It is an essential trading tool, an indispensable part of any trader’s toolbox. Think about what you do before you purchase a car or even a television set. Don’t you thoroughly check the brand, its history, its past products, services? All these provide an idea if the money you are spending is worth it. Now, in the case of trading, the same kind of principle is applied.
So, what is backtesting? It is a trading approach. It is the way to test a trading strategy or hypothesis on specific time periods. It is also used by a number of expert advisors and forex robots to test their strategies before their products are available on the market. It is the way the viability of any trading strategy is assessed and the way to find how it works, with the help of historical data. This is where the differences come up, and many believe that the technique is useless. But several traders and analysts believe that if back-testing works, analysts, and traders gain immense confidence, and they happily use it in the future.
Understanding the purpose of backtesting
Traders use the process to test and then compare different trading techniques. The best part is that there is no money involved in the process, and there is no worry about risking or losing money. It works on the concept that if any strategy did not fare well in the past, it will definitely not do well in the future either. In any such event, the two components which are basically looked at are the risks involved and the total profitability.
Such testing usually analyses the performance based on various factors. A trader gets to know about strategies that have shown great results in the past. However, it should not be forgotten that a market does not remain the same forever, and conditions do not repeat. Thus, backtesting is mainly based on the assumption that stocks move in the same patterns as they did in the past.
Why does backtesting not work at times?
Most traders only back-test their trading strategy to be sure that it will provide accurate information about the expectations. However, what happens when you are left clueless after the failure of your trading strategy, even though it showed remarkable results in back-tests? There are quite a number of mistakes you can commit while back-testing, explains some of the short-falls of this process. Here are some of the commonly occurring mistakes, which are likely the reason why back-testing isn’t working for you.
Treating it like a game
In a normal back-testing software, buying and selling can be done with one mouse click, moving forward in time is very easy, and you can pause any time if you wish to take a break. However, it may so happen that you push the wrong button, moving a candle too far. The main danger here is to ruin your trading style while making back-tests. Since back-testing does not have any negative effects on a trading account, traders tend to approach it in a sloppy manner. Such careless back-testing ultimately affects live trading.
Not being able to judge the news
News pieces from around the world have a definite effect on markets. This includes politics, companies publishing financial statements, or other unexpected or anticipated geopolitical events. Major price movements are caused by some of these news events, which can also be the cause behind unexpected spread developments or signaling the beginning of a trend. However, when you are back-testing, you are enabled to instantly see why prices in a particular past data had spiked up. The absence of this knowledge can lead you to overestimate the results of your back-tests. Eventually, after applying the strategy in a live environment, you can easily get results that you weren’t expecting, with the chance of ending up with huge losses.
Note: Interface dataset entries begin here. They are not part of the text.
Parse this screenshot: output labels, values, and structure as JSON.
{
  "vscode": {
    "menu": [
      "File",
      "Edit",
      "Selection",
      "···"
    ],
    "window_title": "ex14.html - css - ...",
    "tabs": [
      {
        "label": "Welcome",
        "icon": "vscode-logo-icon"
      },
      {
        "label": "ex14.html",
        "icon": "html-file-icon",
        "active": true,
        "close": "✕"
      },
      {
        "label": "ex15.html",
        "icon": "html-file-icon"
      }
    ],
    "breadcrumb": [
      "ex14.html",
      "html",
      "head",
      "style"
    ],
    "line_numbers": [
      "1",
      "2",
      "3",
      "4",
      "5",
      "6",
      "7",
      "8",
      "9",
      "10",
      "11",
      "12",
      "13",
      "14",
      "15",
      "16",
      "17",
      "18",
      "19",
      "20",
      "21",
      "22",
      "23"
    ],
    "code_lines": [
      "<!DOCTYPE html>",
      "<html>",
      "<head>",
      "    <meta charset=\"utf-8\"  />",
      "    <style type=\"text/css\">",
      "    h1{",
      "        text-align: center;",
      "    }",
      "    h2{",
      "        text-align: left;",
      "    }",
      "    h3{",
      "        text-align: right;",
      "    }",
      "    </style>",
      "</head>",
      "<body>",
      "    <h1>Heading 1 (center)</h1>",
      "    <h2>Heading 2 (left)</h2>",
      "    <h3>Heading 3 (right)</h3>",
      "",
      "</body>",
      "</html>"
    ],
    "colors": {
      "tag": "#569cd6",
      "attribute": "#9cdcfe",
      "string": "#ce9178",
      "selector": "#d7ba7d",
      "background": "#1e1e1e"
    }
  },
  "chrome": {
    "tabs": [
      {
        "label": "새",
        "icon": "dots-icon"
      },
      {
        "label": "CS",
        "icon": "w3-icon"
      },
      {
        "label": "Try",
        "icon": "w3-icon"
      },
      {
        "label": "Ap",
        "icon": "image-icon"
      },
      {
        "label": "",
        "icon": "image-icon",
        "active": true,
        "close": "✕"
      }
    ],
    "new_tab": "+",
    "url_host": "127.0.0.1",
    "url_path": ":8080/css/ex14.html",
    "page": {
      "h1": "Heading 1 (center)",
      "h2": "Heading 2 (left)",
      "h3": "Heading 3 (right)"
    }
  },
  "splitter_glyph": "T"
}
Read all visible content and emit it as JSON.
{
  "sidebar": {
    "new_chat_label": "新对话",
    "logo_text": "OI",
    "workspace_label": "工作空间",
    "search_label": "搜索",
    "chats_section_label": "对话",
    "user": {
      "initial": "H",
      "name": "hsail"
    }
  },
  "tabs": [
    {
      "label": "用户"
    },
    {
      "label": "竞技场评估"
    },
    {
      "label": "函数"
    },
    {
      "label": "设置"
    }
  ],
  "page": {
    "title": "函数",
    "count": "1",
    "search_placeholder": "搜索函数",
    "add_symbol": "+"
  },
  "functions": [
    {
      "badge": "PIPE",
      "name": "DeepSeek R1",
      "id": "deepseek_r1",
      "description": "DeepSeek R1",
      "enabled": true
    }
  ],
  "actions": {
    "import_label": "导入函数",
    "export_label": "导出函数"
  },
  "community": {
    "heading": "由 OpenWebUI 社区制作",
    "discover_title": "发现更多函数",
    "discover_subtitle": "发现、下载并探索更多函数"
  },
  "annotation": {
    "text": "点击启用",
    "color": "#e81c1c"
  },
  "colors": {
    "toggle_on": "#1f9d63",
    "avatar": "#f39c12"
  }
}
Relying too much on historical data
A common advertising ploy for most expert advisors and forex robots is that they’ve tested their system on 30 to 40 years’ worth of historical data. While historical data is important, relying on them too much is mere time-wasting. Markets are almost like living organisms that evolve and change in the aspects of volatility, price, support, and resistance. Simply testing 1 to 2 years of historical data and replay price in real-time should be enough for you to judge whether the system has a promising outlook and is ready to be tested in live markets.
Taking mid-candle decisions
The success of a trader depends greatly on how he or she avoids premature or knee jerk reactions in the market. Back-testing can eliminate impulsive trading decisions. When you are using a candle by candle back-testing method, it may get very boring. But if you want to make your back-tests as accurate as possible, use real-time market speed. You should speed up the movement of the price as little as possible. The process might seem boring and dull, but it’s the only way you can train for a real-market environment.
For successful backtesting, there are a few things that you need to follow. When you try backtesting, do not go with data that is too old. It is wise to backtest just 1-2 years. Never rely on anyone’s particular software for conducting your back-testing, and try to get a simulation software that will let you monitor different markets, timeframes, and instruments. Also, keep in mind that a lot must have taken place over this time, which could have affected the market.
You need to consider these facts as well when considering backtesting. Remember, back-testing isn’t a guarantee on how your trading strategy will perform in the future. Just accept the fact that nothing can beat your trading experience when you use your own money.